**Problem description**
In the data, find each line where the word "Lists" appears and list that line.

Items from a data source:
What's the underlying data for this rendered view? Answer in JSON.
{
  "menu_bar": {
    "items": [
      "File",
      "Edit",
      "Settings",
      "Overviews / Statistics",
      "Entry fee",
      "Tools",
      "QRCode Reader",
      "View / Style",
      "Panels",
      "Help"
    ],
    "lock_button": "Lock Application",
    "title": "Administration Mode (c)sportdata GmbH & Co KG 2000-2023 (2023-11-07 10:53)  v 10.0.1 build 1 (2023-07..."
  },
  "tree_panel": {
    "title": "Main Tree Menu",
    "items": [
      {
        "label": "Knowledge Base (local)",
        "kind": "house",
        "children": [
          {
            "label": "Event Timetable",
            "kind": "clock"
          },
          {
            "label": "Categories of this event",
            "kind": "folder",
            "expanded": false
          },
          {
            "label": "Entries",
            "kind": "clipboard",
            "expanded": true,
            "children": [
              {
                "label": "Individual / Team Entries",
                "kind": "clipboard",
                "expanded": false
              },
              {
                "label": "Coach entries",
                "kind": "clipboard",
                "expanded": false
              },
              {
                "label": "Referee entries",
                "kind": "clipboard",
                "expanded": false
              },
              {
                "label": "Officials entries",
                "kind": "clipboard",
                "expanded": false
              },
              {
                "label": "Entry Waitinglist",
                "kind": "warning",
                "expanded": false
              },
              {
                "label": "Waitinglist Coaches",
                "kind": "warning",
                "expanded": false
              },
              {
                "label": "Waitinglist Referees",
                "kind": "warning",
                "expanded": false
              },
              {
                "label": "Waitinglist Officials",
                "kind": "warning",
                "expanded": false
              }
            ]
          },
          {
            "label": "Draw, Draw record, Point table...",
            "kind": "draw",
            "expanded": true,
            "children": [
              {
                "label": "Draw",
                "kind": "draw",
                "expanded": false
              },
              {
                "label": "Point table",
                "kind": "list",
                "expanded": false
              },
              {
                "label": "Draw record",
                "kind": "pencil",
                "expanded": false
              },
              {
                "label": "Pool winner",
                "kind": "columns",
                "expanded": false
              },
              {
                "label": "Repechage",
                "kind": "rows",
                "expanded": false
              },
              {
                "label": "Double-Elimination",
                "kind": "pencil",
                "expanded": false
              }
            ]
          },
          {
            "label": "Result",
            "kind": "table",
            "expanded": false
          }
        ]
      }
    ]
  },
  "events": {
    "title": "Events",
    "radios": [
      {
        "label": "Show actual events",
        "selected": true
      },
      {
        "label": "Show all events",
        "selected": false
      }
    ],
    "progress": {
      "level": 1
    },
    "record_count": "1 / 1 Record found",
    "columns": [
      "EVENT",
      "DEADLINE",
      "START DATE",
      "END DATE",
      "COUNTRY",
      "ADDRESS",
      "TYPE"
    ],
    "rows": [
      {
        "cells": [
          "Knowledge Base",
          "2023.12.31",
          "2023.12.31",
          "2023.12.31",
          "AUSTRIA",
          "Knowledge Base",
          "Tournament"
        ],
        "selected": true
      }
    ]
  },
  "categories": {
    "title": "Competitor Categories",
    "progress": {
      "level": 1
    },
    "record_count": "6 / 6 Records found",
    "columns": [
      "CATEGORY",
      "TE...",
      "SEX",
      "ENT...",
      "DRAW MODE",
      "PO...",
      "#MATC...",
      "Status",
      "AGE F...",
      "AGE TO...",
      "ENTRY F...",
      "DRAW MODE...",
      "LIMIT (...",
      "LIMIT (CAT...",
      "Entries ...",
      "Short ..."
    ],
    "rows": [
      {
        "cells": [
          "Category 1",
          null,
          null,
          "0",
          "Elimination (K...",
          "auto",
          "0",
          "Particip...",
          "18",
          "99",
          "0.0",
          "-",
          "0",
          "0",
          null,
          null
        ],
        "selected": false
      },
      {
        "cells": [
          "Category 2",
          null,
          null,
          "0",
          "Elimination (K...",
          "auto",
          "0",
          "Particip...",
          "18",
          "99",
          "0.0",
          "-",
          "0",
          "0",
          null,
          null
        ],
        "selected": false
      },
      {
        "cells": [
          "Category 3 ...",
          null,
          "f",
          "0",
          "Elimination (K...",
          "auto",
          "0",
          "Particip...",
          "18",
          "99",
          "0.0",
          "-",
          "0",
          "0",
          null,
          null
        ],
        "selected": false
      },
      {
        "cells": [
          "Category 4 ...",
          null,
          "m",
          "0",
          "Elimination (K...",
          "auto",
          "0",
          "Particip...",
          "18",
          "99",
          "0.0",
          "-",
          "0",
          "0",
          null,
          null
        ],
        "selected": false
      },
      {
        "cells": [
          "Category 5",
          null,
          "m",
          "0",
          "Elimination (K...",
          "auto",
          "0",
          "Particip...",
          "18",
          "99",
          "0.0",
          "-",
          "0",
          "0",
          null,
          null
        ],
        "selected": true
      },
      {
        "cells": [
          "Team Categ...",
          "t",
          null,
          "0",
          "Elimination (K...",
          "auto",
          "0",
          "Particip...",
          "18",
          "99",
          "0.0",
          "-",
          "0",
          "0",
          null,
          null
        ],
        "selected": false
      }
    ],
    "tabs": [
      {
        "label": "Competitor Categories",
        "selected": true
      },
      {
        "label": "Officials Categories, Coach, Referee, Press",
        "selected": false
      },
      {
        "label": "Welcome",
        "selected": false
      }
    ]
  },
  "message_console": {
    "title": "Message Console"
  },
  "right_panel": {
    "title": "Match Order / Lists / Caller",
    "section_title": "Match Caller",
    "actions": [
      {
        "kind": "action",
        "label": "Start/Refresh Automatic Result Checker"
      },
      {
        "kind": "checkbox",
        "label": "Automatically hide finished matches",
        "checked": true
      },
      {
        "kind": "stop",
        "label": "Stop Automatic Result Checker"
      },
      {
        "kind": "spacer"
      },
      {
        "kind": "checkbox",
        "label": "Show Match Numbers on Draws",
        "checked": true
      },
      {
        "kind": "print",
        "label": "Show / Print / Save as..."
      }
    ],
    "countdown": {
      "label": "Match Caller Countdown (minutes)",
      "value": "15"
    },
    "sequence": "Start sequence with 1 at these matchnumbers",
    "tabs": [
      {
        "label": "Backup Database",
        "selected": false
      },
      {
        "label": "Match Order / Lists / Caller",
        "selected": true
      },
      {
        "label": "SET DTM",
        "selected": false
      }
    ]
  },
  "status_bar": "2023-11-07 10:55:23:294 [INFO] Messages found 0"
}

**Response area**
    "title": "Match Order / Lists / Caller",
        "label": "Match Order / Lists / Caller",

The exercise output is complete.